## Problem statement
In the material below, find every line containing "JSON" and copy that line.
--- START ---
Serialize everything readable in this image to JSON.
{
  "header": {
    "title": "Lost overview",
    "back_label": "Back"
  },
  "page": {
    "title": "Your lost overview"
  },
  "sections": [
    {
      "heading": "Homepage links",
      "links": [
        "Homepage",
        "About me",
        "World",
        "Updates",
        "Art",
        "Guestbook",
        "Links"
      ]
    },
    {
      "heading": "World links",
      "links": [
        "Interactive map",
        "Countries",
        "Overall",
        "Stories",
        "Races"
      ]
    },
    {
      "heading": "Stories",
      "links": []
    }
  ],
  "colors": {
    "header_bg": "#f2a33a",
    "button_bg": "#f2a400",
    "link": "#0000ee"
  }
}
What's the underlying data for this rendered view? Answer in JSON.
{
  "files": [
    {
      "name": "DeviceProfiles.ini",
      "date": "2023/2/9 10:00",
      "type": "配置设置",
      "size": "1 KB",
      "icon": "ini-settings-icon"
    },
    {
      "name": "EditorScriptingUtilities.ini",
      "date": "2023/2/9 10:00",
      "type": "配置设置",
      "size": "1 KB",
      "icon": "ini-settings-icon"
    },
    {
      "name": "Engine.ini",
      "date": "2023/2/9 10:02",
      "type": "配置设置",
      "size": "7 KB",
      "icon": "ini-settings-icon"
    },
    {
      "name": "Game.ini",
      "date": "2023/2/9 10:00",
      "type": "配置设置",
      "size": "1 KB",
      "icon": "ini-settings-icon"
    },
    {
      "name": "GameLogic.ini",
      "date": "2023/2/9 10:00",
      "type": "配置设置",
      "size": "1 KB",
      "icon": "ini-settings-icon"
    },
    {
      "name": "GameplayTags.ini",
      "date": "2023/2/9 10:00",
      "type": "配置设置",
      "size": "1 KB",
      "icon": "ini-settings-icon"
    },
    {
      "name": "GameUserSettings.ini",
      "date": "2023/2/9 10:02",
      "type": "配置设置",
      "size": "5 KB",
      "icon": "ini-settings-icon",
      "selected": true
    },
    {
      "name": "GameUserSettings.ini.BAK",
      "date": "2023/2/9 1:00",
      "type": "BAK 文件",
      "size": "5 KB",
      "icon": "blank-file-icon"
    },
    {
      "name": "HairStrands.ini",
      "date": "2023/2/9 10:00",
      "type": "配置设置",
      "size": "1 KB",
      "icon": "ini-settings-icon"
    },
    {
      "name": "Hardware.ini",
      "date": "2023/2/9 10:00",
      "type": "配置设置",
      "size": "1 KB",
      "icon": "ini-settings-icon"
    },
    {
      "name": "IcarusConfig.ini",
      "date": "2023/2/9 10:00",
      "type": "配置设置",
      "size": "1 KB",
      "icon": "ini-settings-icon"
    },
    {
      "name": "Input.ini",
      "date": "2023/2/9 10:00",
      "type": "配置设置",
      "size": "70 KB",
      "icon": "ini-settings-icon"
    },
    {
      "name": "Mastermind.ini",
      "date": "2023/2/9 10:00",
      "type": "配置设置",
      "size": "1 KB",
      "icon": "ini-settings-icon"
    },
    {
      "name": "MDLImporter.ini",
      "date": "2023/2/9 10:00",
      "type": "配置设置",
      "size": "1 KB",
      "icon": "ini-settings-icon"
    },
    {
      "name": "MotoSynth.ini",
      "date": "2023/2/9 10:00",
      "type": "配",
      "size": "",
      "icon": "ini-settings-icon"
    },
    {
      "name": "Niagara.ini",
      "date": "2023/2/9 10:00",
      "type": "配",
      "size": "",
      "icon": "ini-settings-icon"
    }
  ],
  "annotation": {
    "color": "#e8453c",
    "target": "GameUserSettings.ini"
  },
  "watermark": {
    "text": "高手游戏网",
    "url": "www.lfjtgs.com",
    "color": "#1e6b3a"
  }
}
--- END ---
## Written solution
Serialize everything readable in this image to JSON.
What's the underlying data for this rendered view? Answer in JSON.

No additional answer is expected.